Landis' scientific experts pretty well shot up the work of the French lab that found him positive for testosterone use last year, but the USADA is sticking to its belief in the infallibility of that institution because, well, it's an institution.
The fallibility of science-driven institutions was smeared across the skies of America for all to see when the space shuttle Challenger exploded over Florida. Science is fallible because it is a product of people. People make mistakes.Sometimes people die because of these mistakes. Sometimes careers are simply ruined. Win or lose at the hearings, Landis will have a black mark next to his name foreve
ESPN.com's Bonnie DeSimone reviews the hearing, and on the whole thinks going public was worthwhile, if not without its own complications:
Character issues will always hover over doping cases, even though there are probably jerks who race clean and nice guys who cave to temptation. USADA opted to offer the arbitrators a chance to judge Landis by the company he kept in addition to the hormones found in his urine. The agency's tactics can be questioned, or labeled a distraction, but to be fair, so can those Landis used.
The Geoghegan/LeMond incident is scrawled across the mural of this case like graffiti. It injected a tabloid tone into the hearing that could very well have a chilling effect on accused athletes contemplating their defense strategies in the future. It served as USADA's Miranda warning: Anything you say can and will be used against you right along with your body fluids.
However, there's probably a middle ground here.

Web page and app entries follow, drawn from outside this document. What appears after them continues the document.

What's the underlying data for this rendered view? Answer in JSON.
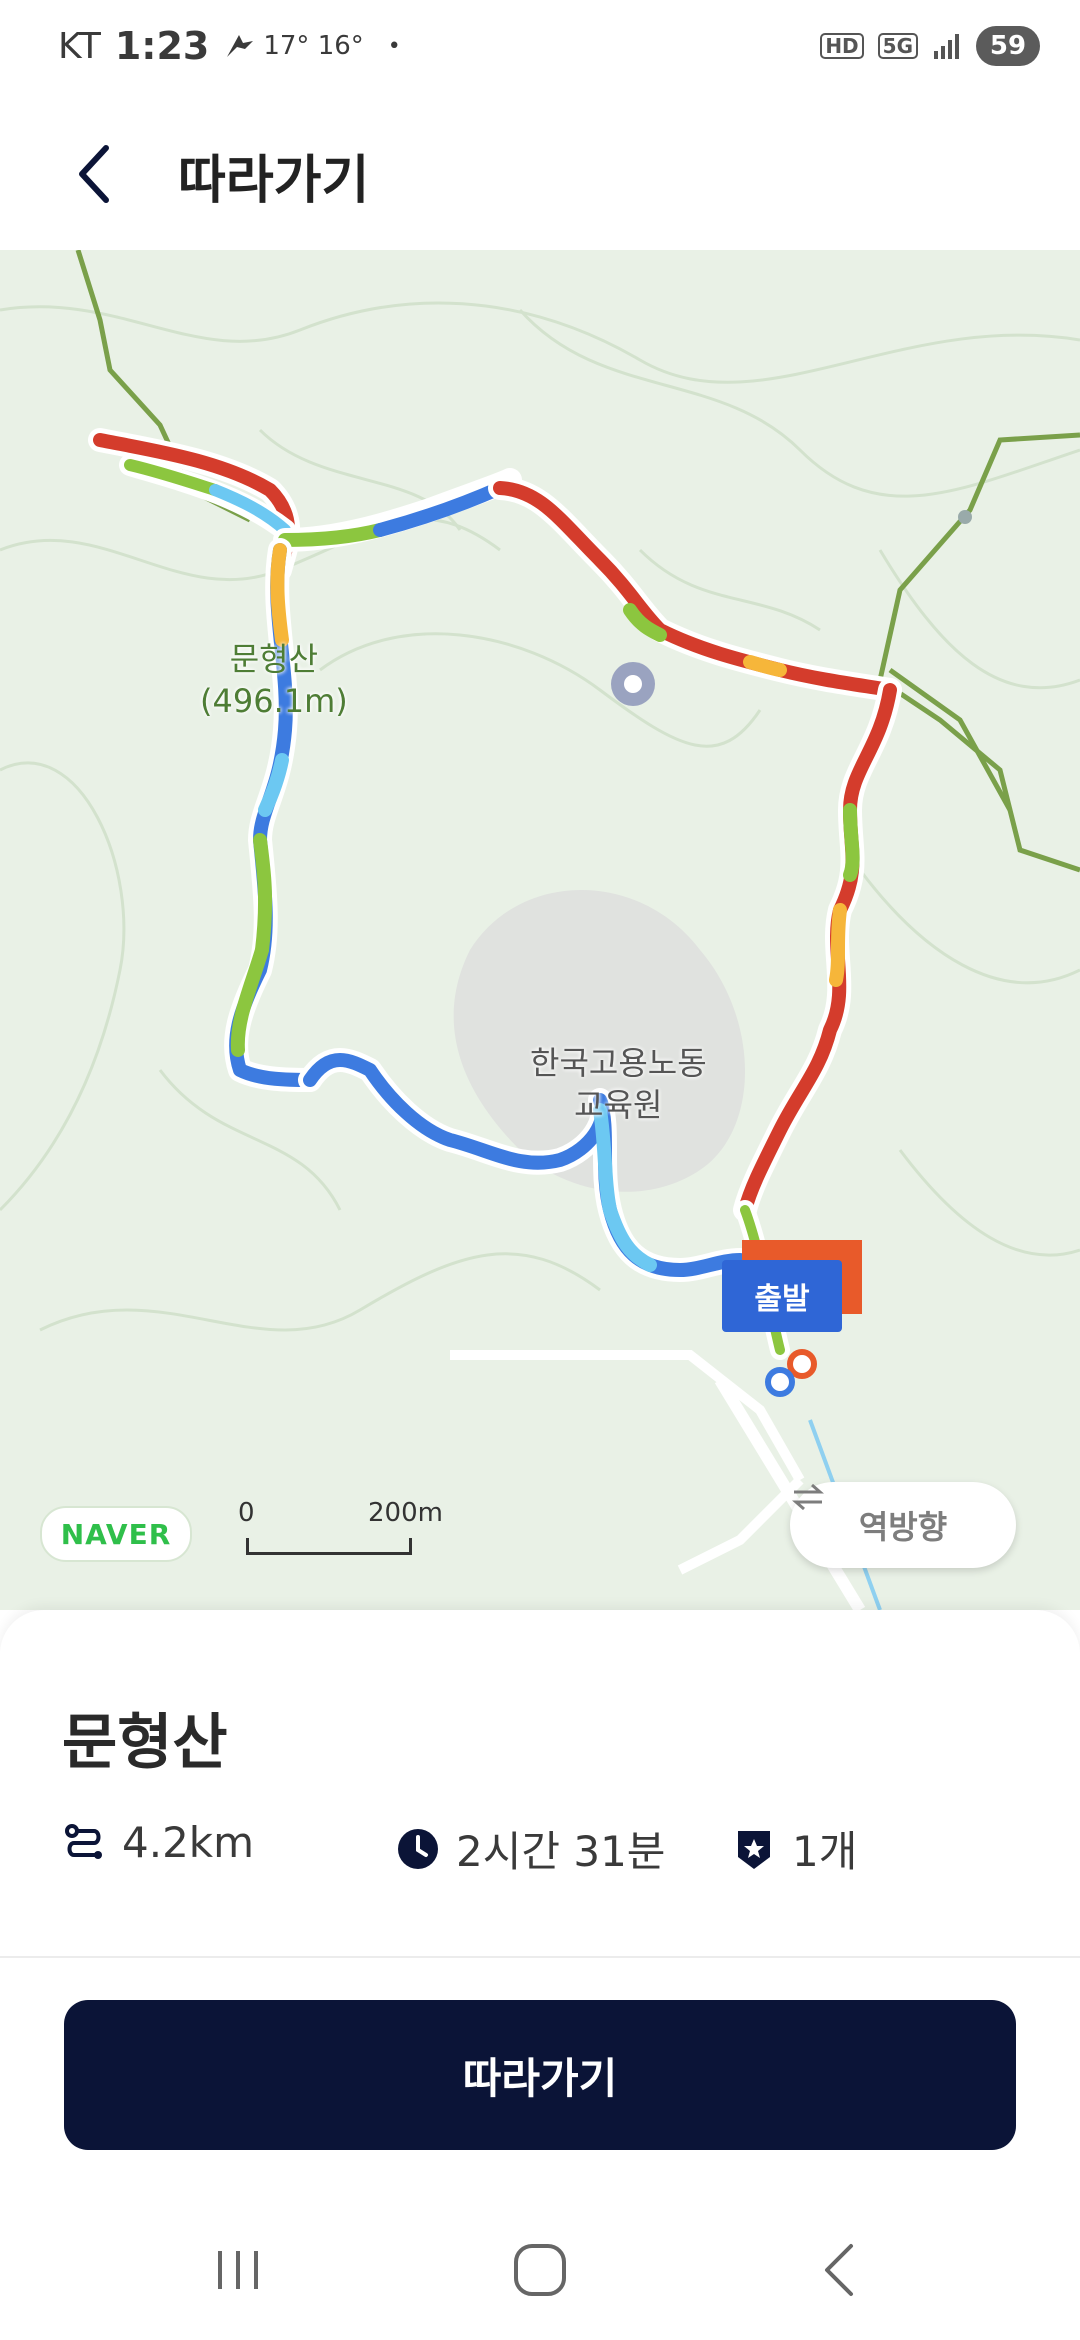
{
  "status_bar": {
    "carrier": "KT",
    "time": "1:23",
    "weather": "17° 16°",
    "dot": "•",
    "hd": "HD",
    "network": "5G",
    "battery": "59"
  },
  "header": {
    "title": "따라가기",
    "back_icon": "chevron-left-icon"
  },
  "map": {
    "peak_label_line1": "문형산",
    "peak_label_line2": "(496.1m)",
    "institution_label_line1": "한국고용노동",
    "institution_label_line2": "교육원",
    "start_tag": "출발",
    "provider": "NAVER",
    "scale_start": "0",
    "scale_end": "200m",
    "reverse_button": "역방향",
    "reverse_icon": "swap-arrows-icon",
    "route_colors": {
      "blue": "#3d7be0",
      "light_blue": "#6cc8f2",
      "green": "#8cc63f",
      "yellow": "#f6b63a",
      "red": "#d43c2c",
      "trail": "#7aa04a"
    }
  },
  "course": {
    "name": "문형산",
    "distance": "4.2km",
    "distance_icon": "route-icon",
    "duration": "2시간 31분",
    "duration_icon": "clock-icon",
    "badges": "1개",
    "badges_icon": "star-shield-icon"
  },
  "actions": {
    "follow_button": "따라가기"
  },
  "nav": {
    "recent_icon": "recent-apps-icon",
    "home_icon": "home-icon",
    "back_icon": "back-icon"
  },
  "colors": {
    "primary_dark": "#0b1437",
    "accent_blue": "#2f66d6",
    "accent_orange": "#e85a2a"
  }
}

If an athlete has nothing to hide and few rash acts to account for, allowing the public to view lab documents and enabling people to sit in on a hearing seems unlikely to tilt the process against him.
The NY Times George Vescey tells us to go ahead and watch the Tour de France this year, but don't take it seriously. Despite the hearings and impending results for the "loopy" Floyd Landis, the biggest blow to the race come from Bjarne Riis' recent confession that he cheated to win the race. We could all be watching a dying sport.
Chicago Trbune's Philip Hersh aims at Lance, passing through Riis, Ulrich, Andreu, Hamilton, Heras, and Landis.
CyclingNews thinks Omerta is being chipped away.
IOL.za passes on Joe Papp's suspension.
Rant in a piece we missed from yesterday, wonders what happens next in the cycling world with all of the confessions and revelations that we have seen of late. And he wonders what the effect of these confessions will be on Floyd Landis's case.
Can't Holder Tongue realized yesterday that in the desperate fight to find the lost keys maybe they have been located after all, and maybe the lab made errors that gave false positives for Floyd Landis.
Bicycle.Net thinks that all in cycling need a blanket amnesty, and then we start all over again.
Edge of the Road has a different solution:
This is a sport that deserves to be shut down. It should be put on hiatus, until it figures out how to police itself. Or until athletes somehow decide that honesty is the only way to glory — and big paychecks.
Erik is starting to think everybody in cycling dopes.
LoneCactus seems to be thinking much the same.